Being able to assess the psychophysiological responses combined with behavioral measures such as eye tracking and/or behavioral analysis, we can then track consumer responses to specific elements of the package as they experience it. In this way we can then gauge their reaction to package elements such as the brand logo, the package or brand messaging, product information, and imagery. For the example seen in the figure below, using this combination of methodology (eye tracking + psychophysiological measures) we were able to track consumer reactions to various segments of the package.

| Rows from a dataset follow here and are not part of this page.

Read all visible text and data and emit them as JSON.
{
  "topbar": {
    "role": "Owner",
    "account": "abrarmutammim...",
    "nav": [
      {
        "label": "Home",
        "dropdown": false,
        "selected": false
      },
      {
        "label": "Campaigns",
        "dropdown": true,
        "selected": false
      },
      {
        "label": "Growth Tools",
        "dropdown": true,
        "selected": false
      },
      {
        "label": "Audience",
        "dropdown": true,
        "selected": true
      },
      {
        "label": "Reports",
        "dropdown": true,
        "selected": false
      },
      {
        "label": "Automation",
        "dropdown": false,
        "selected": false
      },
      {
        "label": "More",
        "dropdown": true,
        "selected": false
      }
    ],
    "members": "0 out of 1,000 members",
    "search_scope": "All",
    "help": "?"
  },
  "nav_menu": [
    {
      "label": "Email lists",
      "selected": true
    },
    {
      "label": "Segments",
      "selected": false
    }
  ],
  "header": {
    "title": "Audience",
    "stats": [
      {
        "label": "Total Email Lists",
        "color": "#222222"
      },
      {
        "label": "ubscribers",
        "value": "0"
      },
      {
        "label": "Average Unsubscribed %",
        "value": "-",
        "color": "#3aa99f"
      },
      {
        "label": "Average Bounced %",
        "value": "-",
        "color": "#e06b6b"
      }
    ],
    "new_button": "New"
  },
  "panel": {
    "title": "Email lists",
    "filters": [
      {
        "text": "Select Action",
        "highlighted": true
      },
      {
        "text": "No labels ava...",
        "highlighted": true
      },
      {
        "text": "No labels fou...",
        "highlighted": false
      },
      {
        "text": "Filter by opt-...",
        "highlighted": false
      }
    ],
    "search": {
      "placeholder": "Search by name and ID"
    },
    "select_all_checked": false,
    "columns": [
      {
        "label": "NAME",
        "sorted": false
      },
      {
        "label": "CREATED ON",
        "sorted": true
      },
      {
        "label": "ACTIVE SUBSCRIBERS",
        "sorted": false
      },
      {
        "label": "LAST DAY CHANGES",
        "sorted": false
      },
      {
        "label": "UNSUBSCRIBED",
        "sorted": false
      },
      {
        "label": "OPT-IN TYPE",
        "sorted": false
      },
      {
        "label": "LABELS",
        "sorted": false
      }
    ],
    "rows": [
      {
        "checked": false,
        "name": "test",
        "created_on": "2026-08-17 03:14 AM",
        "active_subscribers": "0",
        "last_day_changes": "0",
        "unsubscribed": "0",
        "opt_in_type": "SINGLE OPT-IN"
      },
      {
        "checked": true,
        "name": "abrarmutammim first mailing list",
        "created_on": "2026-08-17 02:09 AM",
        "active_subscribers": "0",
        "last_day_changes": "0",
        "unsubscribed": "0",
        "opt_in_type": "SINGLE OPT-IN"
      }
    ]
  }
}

The logo for this package did not attract any visual attention compared to competitor packs (red-shaded box, fig. 3). This failure to engage the consumer indicates disinterest in the brand, which was also seen in the branding portion of the research described earlier (fig. 1). “New & Improved” messaging was completely ignored suggesting this is wasted space. We did see that meaningful messaging and communications on the package (green boxes, fig. 3) did attract interest and generate engagement. Therefore, we suggested to our client that if “new & improved” messaging was required, that it should be combined with useful and meaningful information to engage the consumer. In fact, the messaging on the pack was so effective that it elicited an effect we call “stopping power” – the ability to attract and engage the consumer in the product immediately and effectively, drawing the consumer in. Therefore, we recommended to this client that they move such effective messaging closer to the logo in order to create a “branding moment,” that would quickly engage the consumer with stopping power messaging and associating the brand with that message. Additionally, the product visual was positively engaging. When product visuals are used on the package it is important to capitalize on this engagement with the consumer by ensuring that brand logos are clearly visible on the product.
Holistic and cohesive communications in packaging is important.
Strong brand messaging and attractive packaging are key to enticing consumers to purchase products. It is important that the branding match the packaging and vice versa. However, if there is some disconnect between consumers and the brand, effective packaging can be used to bridge that gap. Therefore, it is important that key packaging elements (attributes) match the brand messaging and relate back to the brand (branding moments). But it is also important that those elements attract and positively engage the consumer (stopping power). Product consumer research examines how consumers perceive products holistically as well as by attributes. Understanding the impact of brand associations and packaging on consumers is key to winning at the shelf.
Real and thoughtful applied consumer neuroscience is about using the right combination of sensitive measures from psychology and neuroscience so we can understand the “why” of consumer behavior, something that can be extremely useful for making better products and packaging. In a larger viewpoint, it’s possible to see how understanding consumer needs for can help improve consumer communications.